I look forward to singing along with the Beatles eleven years from now… “It was twenty years ago today….” but today marks nine years since I was biopsied, diagnosed, treated, and cured of an adult bone cancer called chondrosarcoma all on the same day: June 7, 2007. The cancer was in my left knee, right at the end of the femur, and it was about the size of my fist. The reason I was having all those things done, of course, was that it was a pretty good bet, based on the MRI, that I had chondrosarcoma, but until the biopsy was done, no one was positive. I had a biopsy, followed by cleaning out the tumor, followed by a bone graft and a mending plate. The mending plate was removed in January of 2009.
The surgery went well but I was humiliated by hearing the nurses announce my weight as they transferred me to and from the bed after the surgery. It was for their safety, of course, since I couldn’t assist in lifting myself, but it took four of them to safely move me.
And of course, I had knee surgery. After the surgery, every step I took hurt. Every single step. I limped. I used a cane. I was gently informed, by several different orthopedists, that every step puts four times your weight on your knee joint.

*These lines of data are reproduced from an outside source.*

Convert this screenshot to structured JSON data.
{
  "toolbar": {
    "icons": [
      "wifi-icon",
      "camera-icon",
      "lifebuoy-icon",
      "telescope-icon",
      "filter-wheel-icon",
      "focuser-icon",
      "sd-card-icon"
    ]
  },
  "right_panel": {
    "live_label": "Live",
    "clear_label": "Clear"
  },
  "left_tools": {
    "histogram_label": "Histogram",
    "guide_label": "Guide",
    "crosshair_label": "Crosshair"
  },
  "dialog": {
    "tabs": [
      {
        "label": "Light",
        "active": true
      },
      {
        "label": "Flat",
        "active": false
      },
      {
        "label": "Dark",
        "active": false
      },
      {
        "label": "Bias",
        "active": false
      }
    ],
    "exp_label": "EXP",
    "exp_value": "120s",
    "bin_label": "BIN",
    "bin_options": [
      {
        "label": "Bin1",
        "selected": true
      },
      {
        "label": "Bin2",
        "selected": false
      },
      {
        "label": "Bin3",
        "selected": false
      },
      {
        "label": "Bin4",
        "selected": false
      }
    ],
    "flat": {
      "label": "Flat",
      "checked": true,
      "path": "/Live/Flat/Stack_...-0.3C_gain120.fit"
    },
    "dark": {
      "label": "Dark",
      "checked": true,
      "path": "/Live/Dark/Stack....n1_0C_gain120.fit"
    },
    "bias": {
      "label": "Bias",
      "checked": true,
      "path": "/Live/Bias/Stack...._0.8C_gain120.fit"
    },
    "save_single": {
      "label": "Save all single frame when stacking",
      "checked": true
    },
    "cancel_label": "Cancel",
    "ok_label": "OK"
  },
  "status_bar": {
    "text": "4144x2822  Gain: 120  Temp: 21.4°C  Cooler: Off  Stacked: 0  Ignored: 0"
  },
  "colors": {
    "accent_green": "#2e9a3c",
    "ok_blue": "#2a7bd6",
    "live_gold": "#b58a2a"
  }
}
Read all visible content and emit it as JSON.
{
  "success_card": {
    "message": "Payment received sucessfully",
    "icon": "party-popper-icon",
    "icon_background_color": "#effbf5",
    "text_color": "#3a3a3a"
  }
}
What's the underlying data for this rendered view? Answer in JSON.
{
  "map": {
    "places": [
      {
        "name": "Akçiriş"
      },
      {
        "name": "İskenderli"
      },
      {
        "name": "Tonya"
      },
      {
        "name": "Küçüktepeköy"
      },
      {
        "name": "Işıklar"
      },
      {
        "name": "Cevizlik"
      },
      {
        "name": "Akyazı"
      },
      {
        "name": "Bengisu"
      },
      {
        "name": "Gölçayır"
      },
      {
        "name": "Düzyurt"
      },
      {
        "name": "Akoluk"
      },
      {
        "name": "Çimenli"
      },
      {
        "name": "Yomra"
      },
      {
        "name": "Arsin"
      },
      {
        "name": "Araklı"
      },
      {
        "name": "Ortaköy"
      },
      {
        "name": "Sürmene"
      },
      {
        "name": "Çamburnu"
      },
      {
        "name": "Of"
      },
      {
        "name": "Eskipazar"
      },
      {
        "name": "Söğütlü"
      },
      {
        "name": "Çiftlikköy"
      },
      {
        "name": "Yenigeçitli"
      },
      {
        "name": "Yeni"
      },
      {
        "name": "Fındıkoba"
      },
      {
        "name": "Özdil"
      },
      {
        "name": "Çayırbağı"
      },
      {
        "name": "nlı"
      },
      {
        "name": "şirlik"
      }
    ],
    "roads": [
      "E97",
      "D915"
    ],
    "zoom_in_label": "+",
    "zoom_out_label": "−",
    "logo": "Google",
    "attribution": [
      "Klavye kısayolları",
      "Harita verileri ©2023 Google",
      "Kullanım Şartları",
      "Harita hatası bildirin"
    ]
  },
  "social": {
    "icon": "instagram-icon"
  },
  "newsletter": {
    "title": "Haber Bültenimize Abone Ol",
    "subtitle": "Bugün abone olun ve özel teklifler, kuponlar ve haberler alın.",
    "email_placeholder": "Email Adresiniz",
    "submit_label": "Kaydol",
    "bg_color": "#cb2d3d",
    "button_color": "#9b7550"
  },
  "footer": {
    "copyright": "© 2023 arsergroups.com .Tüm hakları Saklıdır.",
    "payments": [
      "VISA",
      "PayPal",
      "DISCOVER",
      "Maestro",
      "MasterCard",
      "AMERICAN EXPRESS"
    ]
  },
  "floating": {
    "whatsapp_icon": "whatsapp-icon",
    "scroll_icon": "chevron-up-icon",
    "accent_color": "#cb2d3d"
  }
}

The experience changed my outlook on my health. Before the surgery, I thought of myself as “fat but fit”. I had a lot of stamina, I could walk for hours and hours. After… not so much. It took four years of off-and-on-and-off-and-on physical therapy to walk without a limp. I found a nutritionist who told me my diet was good, but I still wasn’t losing weight, which was a problem, because my knees–both of them now–hurt all the time. I figured out for myself that, if my diet was supposedly right, and I still wasn’t losing, perhaps my metabolism was just more efficient than most peoples’ metabolisms. Okay, I needed to move more, eat less, eat more carefully. I learned to eat more carefully, and figured out what works for me. Not what works for “most people”–what works for me.